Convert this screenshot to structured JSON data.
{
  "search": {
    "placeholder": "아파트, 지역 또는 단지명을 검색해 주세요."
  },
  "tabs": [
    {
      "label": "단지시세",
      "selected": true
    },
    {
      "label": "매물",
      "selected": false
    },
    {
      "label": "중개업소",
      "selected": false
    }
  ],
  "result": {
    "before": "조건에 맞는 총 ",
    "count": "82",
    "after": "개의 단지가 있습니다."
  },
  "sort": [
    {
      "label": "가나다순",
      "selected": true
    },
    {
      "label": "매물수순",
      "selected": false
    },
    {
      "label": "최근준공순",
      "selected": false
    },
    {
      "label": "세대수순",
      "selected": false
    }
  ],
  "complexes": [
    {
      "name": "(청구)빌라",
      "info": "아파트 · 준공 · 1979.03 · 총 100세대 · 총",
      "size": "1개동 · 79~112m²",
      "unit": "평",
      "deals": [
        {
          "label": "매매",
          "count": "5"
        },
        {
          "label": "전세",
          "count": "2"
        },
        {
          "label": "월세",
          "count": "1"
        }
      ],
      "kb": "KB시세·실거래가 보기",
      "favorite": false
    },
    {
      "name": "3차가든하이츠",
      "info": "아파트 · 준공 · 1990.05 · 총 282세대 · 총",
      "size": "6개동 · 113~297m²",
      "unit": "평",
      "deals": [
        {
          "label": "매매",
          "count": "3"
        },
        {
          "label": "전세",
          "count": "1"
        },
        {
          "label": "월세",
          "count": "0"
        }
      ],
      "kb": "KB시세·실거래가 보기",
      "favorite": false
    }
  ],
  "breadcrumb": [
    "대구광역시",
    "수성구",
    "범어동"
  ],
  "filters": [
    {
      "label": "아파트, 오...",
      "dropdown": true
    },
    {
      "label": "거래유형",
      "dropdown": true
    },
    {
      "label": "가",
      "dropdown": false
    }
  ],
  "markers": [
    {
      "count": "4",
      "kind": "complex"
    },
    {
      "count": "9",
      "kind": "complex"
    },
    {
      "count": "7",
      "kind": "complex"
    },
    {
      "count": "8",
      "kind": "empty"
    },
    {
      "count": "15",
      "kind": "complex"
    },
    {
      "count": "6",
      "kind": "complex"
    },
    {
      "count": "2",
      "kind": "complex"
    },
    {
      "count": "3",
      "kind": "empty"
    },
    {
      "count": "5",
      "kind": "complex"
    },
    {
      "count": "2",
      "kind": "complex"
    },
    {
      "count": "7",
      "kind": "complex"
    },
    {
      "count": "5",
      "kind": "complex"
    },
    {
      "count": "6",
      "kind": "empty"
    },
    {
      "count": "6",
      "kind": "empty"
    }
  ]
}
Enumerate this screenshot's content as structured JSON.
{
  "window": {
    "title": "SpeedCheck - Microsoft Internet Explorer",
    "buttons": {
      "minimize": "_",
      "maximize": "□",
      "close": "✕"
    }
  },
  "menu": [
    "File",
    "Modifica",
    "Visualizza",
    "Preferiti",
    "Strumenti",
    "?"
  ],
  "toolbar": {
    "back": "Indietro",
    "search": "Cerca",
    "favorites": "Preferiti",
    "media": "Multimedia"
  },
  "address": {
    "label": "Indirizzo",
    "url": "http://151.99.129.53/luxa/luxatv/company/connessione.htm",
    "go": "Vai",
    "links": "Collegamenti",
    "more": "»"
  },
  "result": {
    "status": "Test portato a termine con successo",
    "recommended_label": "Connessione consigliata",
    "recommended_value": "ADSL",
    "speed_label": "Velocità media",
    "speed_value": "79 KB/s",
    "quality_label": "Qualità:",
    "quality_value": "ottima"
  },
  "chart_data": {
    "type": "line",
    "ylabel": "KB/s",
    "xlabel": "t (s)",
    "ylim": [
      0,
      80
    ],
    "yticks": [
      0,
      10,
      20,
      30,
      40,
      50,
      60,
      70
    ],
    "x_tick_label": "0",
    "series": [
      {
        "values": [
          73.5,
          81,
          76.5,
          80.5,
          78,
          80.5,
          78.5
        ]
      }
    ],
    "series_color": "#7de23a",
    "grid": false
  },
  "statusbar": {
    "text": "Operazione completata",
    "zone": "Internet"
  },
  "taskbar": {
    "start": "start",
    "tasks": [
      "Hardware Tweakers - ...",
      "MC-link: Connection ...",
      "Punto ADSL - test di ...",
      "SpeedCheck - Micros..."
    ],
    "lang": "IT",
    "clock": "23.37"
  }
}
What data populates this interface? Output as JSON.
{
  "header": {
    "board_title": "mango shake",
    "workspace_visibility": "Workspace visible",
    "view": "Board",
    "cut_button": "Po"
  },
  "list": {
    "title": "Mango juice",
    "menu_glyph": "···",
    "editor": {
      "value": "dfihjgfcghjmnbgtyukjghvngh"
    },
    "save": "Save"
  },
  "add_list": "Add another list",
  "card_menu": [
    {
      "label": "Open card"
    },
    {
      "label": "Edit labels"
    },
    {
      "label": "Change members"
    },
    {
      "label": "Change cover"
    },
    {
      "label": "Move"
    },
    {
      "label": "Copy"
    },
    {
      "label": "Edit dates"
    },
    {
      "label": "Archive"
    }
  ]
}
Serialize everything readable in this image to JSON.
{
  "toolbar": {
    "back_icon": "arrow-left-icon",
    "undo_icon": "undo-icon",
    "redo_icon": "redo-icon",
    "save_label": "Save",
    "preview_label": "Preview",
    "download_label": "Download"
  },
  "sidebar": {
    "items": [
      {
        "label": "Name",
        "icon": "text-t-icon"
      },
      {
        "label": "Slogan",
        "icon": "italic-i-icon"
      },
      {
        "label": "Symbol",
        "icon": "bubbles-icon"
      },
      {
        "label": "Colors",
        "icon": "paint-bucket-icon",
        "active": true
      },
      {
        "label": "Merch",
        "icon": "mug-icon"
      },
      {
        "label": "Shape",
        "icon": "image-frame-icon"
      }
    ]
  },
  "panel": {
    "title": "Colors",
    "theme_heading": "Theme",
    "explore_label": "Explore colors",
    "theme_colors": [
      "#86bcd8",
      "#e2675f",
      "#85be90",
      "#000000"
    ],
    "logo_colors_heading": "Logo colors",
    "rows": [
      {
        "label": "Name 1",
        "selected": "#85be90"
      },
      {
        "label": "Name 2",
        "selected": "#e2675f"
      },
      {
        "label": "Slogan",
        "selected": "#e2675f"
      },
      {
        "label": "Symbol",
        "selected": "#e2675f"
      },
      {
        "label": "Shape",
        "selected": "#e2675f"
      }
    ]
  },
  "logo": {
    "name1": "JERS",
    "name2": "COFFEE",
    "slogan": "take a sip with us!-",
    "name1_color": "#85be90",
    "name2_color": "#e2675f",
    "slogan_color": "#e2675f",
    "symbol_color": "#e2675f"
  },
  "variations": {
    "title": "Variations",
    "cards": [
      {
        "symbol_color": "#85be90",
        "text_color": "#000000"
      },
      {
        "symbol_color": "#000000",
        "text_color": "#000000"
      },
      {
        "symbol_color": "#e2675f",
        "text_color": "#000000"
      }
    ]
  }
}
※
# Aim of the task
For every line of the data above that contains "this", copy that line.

# Exercise response
Convert this screenshot to structured JSON data.
Enumerate this screenshot's content as structured JSON.
What data populates this interface? Output as JSON.
Serialize everything readable in this image to JSON.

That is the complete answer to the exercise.